The problem:
Every line below that holds the string "header" should be copied.

Provided material:
+===+

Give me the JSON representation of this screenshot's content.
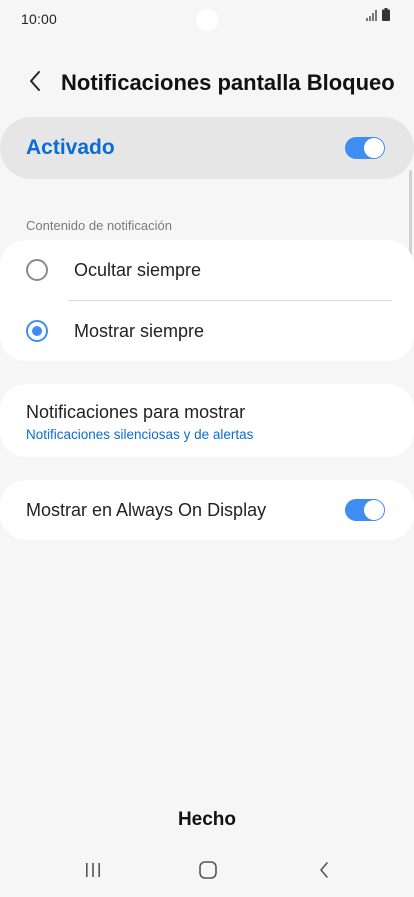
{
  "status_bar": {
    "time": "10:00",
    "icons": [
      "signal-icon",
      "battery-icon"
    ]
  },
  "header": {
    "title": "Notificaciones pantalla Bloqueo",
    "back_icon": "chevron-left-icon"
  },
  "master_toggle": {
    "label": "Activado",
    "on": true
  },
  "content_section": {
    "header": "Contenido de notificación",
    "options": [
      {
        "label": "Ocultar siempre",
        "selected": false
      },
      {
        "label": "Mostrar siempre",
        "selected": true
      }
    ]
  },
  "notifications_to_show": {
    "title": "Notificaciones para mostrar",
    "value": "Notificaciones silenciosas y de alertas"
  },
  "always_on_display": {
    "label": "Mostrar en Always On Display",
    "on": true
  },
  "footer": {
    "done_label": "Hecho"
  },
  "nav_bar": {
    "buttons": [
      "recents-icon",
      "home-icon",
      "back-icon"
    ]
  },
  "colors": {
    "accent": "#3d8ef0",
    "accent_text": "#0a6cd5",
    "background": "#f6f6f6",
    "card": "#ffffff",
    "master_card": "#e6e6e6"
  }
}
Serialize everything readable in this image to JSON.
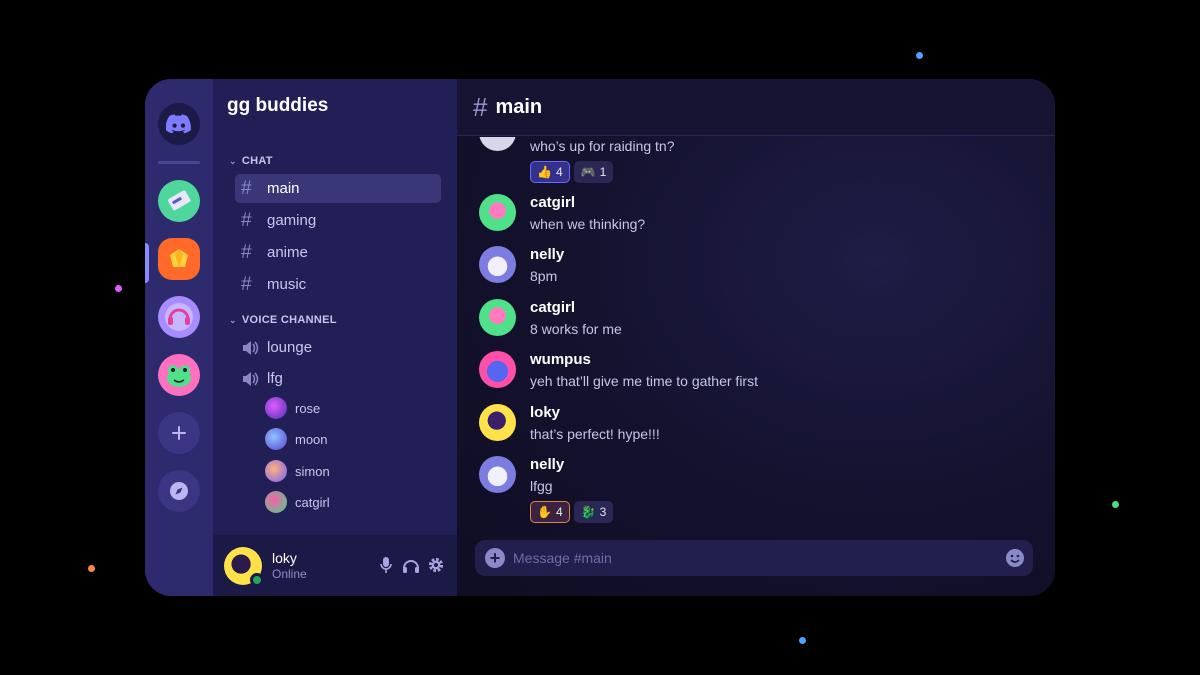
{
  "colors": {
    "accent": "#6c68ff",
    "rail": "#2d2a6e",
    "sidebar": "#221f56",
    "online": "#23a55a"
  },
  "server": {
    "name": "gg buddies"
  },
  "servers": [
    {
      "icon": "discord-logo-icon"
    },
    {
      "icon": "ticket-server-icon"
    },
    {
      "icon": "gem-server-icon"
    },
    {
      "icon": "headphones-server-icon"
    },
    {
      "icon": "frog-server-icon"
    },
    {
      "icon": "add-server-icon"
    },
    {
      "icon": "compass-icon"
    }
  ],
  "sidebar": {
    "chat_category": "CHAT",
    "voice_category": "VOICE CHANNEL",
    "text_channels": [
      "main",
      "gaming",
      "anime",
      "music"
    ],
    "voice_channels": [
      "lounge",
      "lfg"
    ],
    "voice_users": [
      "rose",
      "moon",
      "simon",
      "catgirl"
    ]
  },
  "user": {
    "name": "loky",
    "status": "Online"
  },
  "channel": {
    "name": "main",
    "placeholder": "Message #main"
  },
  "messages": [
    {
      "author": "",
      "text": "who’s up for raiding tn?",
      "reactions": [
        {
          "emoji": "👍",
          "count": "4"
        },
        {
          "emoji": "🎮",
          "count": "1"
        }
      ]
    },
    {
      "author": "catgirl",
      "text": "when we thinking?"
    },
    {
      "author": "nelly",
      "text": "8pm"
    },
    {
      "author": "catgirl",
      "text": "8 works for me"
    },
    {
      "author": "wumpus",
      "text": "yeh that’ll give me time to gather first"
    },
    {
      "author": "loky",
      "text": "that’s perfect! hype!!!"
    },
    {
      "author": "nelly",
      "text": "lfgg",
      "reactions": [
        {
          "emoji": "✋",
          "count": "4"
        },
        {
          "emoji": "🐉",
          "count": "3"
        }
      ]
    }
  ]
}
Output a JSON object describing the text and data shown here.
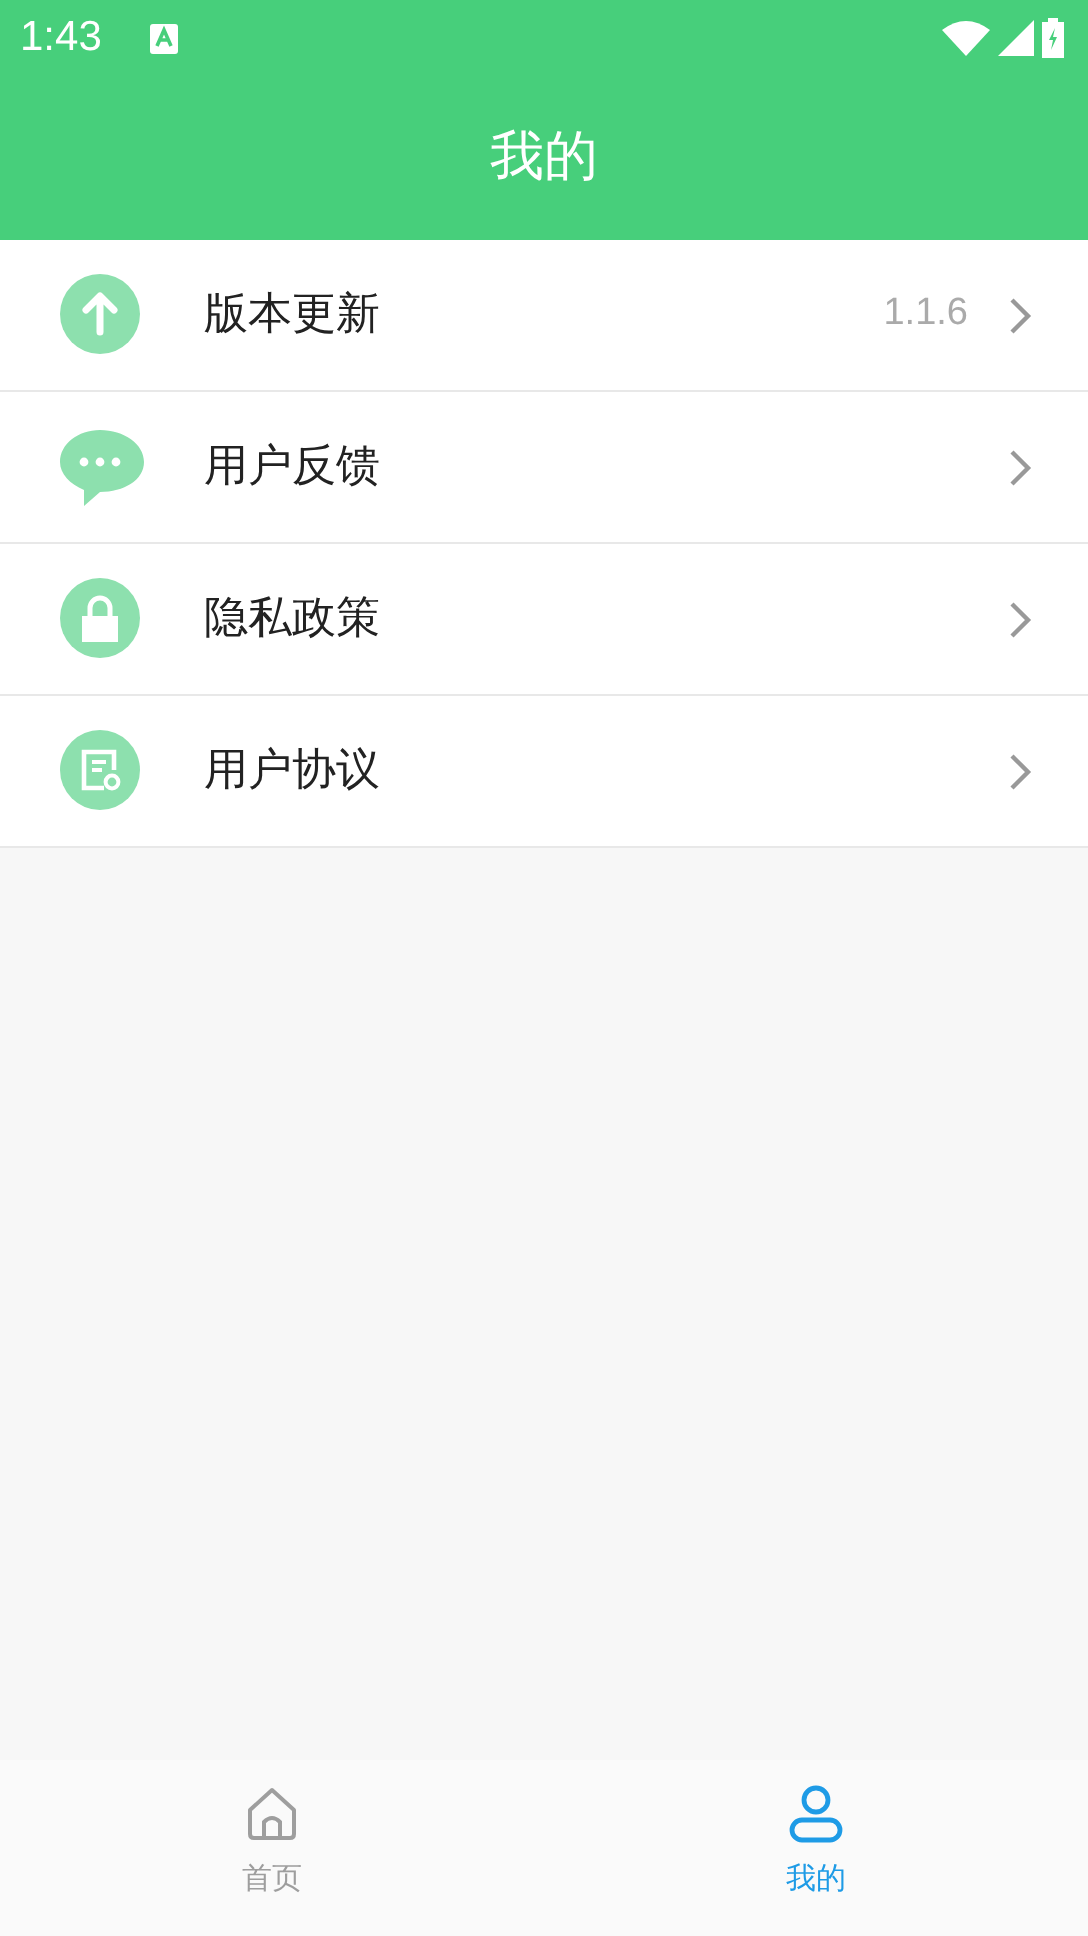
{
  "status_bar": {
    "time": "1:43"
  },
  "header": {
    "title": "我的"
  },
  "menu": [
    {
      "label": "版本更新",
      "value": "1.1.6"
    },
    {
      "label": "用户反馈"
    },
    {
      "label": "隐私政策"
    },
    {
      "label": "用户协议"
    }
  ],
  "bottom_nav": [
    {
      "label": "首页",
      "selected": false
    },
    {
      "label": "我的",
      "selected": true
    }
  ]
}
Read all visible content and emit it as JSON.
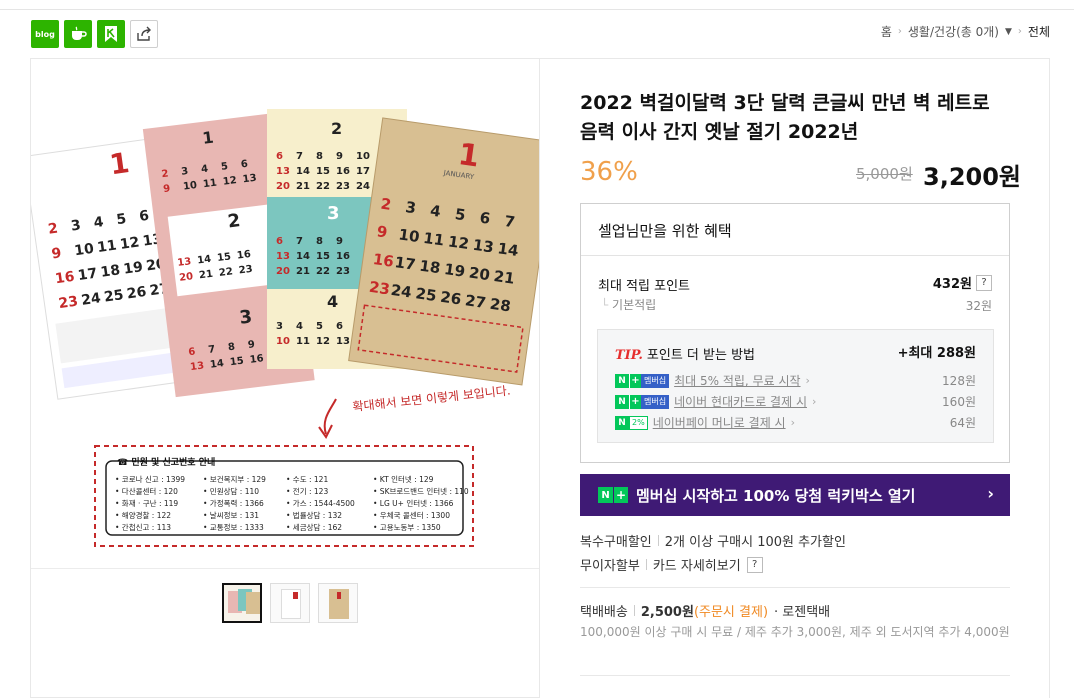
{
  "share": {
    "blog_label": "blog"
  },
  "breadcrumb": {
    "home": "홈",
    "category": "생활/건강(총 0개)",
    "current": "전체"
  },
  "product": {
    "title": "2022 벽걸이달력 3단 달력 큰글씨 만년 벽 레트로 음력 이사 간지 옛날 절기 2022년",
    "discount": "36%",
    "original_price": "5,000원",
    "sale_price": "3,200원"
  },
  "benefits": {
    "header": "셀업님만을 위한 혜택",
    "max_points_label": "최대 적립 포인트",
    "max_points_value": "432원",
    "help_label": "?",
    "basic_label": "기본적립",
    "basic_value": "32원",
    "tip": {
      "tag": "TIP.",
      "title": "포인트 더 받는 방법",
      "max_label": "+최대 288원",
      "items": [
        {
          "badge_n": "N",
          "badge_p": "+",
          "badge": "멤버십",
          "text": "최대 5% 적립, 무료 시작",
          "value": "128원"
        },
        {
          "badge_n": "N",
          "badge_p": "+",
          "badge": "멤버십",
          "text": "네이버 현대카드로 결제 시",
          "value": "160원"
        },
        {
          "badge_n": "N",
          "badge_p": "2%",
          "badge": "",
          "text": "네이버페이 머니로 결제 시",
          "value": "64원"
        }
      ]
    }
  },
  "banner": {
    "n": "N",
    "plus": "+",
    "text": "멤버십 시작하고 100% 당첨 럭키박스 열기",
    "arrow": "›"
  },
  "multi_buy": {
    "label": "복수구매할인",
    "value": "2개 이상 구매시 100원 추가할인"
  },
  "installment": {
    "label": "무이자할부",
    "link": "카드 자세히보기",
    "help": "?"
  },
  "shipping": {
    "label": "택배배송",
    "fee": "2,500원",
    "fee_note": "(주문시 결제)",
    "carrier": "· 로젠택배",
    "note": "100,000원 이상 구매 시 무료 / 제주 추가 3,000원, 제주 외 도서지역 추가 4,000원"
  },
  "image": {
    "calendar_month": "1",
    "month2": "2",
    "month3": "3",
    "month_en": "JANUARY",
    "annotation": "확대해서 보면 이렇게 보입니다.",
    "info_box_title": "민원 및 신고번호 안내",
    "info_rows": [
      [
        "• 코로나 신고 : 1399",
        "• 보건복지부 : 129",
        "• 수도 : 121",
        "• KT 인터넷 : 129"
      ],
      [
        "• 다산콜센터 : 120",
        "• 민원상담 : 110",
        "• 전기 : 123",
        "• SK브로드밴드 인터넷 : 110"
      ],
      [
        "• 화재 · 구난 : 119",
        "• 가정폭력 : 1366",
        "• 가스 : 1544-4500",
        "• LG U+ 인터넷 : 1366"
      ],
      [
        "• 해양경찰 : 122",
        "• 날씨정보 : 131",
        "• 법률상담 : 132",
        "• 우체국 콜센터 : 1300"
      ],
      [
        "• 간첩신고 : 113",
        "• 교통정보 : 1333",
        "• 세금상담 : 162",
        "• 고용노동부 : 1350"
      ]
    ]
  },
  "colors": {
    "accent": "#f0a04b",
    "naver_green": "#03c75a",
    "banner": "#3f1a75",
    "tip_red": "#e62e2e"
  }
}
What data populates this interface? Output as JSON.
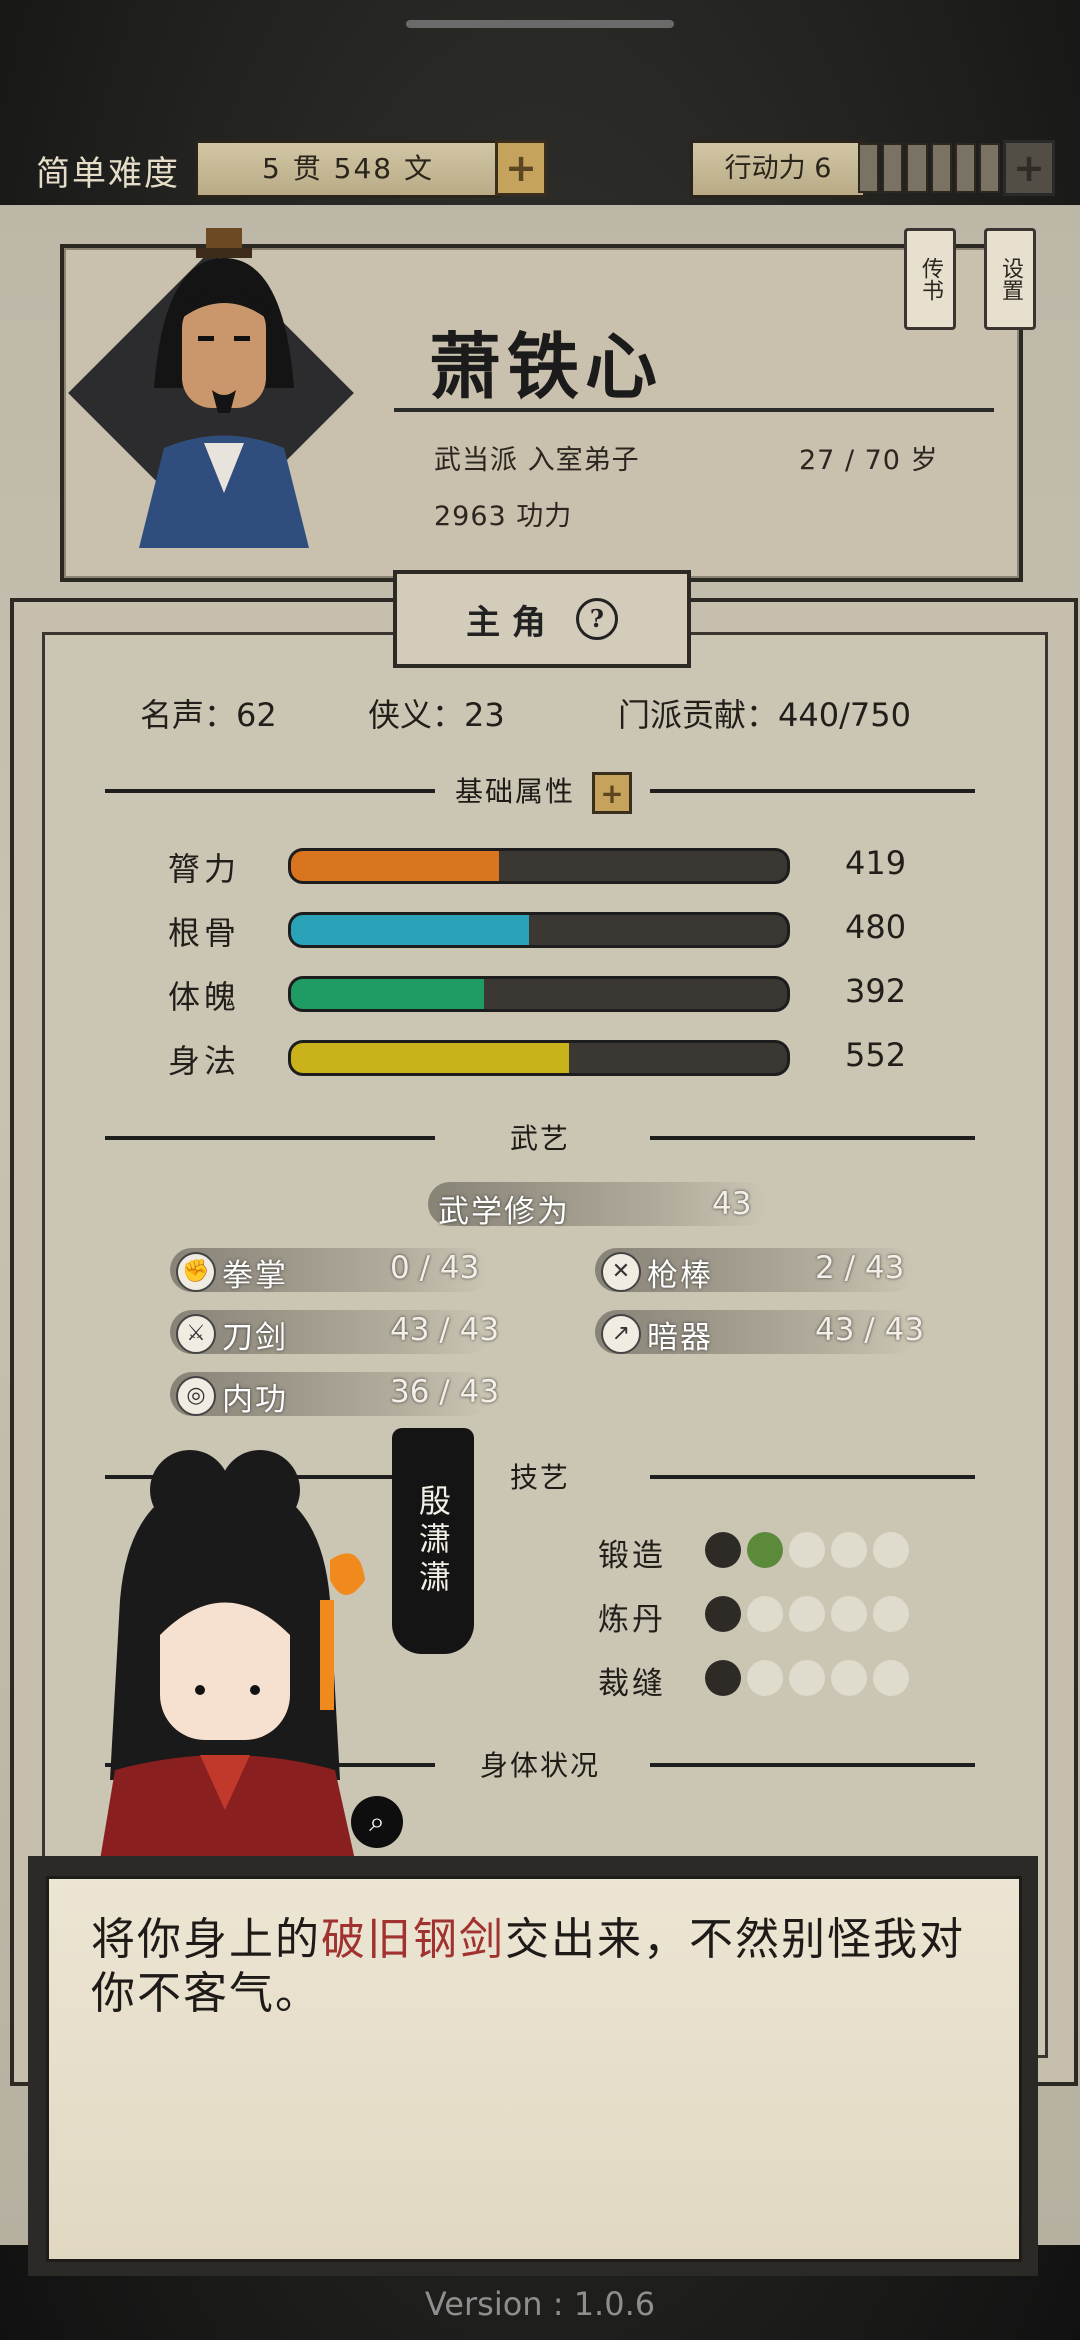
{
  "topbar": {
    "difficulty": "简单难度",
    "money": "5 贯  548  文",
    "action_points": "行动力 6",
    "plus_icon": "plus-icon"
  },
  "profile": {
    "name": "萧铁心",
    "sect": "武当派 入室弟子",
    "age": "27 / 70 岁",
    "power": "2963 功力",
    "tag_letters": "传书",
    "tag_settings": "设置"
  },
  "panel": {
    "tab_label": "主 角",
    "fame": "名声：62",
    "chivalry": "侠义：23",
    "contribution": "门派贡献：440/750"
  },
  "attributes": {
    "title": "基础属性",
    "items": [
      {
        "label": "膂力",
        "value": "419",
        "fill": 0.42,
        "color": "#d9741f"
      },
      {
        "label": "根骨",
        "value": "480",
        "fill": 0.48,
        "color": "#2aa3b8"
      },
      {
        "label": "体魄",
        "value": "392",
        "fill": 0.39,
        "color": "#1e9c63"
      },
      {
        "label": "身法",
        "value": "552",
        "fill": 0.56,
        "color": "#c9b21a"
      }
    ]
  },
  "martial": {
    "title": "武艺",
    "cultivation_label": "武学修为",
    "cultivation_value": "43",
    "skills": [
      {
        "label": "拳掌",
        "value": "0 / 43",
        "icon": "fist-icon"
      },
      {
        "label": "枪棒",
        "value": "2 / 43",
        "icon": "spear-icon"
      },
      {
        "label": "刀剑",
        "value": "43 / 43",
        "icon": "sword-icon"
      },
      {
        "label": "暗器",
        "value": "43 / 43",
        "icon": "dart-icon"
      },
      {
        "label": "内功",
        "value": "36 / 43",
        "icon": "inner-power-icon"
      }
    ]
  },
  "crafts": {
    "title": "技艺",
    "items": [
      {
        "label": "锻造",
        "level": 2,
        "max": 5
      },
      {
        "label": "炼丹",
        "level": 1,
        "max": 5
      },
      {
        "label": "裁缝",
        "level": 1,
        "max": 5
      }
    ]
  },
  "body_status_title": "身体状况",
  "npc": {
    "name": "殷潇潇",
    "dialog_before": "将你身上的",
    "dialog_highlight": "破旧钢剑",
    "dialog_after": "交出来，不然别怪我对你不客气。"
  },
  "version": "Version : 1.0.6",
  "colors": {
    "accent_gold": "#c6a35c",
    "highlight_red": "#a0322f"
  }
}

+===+

Solution to this exercise:
  "header": {
    "header": "Contenido de notificación",
  "header": {
    "header": "셀업님만을 위한 혜택",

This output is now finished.